pages : [paperback] 256
memorable quote : As I have said, you have no reason to trust me, and an excellent reason not to.
favorite character : the beast
A strange imprisonment…
Beauty has never liked her nickname. She is thin and awkward; it is her two sisters who are the beautiful ones. But what she lacks in looks, she can perhaps make up for in courage.
When her father comes home with the tale of an enchanted castle in the forest and the terrible promise he had to make to the Beast who lives there, Beauty knows she must go to the castle, a prisoner of her own free will. Her father protests that he will not let her go, but she answers, “Cannot a Beast be tamed?”
Robin McKinley’s beloved telling illuminates the unusual love story of a most unlikely couple, Beauty and the Beast.

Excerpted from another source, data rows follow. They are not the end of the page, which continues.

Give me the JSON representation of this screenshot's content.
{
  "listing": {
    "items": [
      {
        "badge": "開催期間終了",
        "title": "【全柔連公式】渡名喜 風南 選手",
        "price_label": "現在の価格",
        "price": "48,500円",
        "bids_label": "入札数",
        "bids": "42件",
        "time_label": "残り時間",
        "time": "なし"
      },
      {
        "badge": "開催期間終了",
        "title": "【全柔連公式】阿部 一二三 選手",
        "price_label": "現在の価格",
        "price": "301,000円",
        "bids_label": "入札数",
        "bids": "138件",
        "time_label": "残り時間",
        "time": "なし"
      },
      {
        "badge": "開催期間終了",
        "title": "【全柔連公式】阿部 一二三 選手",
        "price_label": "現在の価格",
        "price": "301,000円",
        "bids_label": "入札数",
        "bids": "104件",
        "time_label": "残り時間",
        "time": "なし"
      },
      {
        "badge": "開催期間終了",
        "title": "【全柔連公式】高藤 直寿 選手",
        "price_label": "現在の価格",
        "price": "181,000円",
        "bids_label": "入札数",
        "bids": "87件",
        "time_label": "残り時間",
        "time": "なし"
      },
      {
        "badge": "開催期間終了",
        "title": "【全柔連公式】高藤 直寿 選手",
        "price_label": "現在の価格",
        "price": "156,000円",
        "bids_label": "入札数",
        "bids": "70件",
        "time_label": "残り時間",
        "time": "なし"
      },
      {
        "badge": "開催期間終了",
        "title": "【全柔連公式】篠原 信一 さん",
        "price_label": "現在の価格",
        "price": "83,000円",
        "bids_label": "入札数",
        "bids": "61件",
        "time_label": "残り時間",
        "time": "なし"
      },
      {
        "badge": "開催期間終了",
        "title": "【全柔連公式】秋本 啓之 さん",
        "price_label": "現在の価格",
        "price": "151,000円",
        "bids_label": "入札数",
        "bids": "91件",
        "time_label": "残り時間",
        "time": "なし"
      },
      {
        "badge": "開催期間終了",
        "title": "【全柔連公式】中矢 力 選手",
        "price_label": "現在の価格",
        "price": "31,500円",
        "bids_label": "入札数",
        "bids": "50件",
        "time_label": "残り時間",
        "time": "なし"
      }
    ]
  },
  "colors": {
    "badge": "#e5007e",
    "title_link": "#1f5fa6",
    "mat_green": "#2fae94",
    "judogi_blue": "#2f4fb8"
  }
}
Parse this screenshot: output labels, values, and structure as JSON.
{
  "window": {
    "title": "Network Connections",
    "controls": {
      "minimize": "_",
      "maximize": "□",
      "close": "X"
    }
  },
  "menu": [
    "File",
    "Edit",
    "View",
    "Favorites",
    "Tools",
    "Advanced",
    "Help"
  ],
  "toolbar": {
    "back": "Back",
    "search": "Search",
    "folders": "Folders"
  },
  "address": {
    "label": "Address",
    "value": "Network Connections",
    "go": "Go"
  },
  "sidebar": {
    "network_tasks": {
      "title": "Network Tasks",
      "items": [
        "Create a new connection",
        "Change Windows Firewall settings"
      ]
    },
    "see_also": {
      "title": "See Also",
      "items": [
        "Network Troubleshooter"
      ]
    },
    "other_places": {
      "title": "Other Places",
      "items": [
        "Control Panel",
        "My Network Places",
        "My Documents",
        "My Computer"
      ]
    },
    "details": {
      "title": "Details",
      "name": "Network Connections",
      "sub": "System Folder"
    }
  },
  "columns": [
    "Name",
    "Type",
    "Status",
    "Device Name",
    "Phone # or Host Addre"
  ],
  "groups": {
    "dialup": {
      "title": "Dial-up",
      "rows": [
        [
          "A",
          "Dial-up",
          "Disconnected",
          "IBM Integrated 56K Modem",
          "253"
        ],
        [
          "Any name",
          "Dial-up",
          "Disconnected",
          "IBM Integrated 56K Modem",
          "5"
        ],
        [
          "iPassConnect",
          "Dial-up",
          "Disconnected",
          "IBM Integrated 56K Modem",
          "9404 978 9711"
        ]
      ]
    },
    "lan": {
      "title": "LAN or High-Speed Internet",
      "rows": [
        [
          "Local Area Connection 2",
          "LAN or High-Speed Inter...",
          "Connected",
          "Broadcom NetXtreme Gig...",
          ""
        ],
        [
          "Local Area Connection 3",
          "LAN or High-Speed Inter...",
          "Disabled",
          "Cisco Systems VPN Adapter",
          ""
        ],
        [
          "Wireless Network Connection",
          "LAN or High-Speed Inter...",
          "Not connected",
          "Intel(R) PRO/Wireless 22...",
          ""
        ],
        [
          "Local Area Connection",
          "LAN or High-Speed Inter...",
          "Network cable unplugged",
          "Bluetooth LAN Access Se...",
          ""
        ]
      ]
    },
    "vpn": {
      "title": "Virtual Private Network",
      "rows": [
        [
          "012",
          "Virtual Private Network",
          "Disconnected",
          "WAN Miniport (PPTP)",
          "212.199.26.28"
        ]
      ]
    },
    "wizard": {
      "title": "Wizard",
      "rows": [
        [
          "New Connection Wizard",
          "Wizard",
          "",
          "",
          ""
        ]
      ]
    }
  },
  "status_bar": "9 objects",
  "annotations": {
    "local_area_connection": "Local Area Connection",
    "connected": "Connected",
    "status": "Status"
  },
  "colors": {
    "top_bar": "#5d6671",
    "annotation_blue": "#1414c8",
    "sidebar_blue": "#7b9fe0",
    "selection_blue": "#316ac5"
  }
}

Retold fairy tales are my favorite. These days, there are a plethora of them, which delights me to no end. Unfortunately, that means that I’ve read many variations of the more popular fairy tales, and Beauty and the Beast is a story often dealt with, over and over again. While I don’t mind knowing that some aspects of the fairy tale are obviously going to be predictable, I do expect there to be some degree of originality in the story.
Robin McKinley’s Beauty is certainly . . . lacking that. We get nearly 70 pages into the 250 page book before the Beast is even mentioned. Then, when the relationship between Beauty and the Beast is actually kind of cute and interesting, it’s rushed over because of course we already know what’s going to happen so we don’t need all of the details. But I do! I want all of the cute moments when the two of them are learning to trust one another–or when Beauty is finding more about magical, because I did think that the complex layers of magic in the castle was fascinating. What wasn’t fascinating was spending so much time explaining how Beauty’s family came to the point where her father would end up in the woods to offend the Beast.
It was utterly disappointing. Believe me, the writing was great; it put me in the exact mood of a fairy tale and it was gorgeous. But superfluous, when it came to lingering over the setting of Beauty’s home, before the family uproots and moves elsewhere, to a new setting that needs more pages of detail.
I also don’t understand why authors find it necessary to introduce characters who spend a lot of their time going on and on about how ugly they are and how no one will ever like their looks . . . only to end up with everyone assuring them that they’re gorgeous, princess-ly, and all. Obviously, I don’t mind girls embracing how they look and owning it, but that is not what happens here. Unearthly beauty is definitely not always necessary and the plot (and the seemingly ironically named Beauty) would have been fine without that addition.
If you’re a fan of fairy tales, or Beauty and the Beast, or good novels, I’d say you can skip over this short rendition and find another one which is more unique and less frustrating.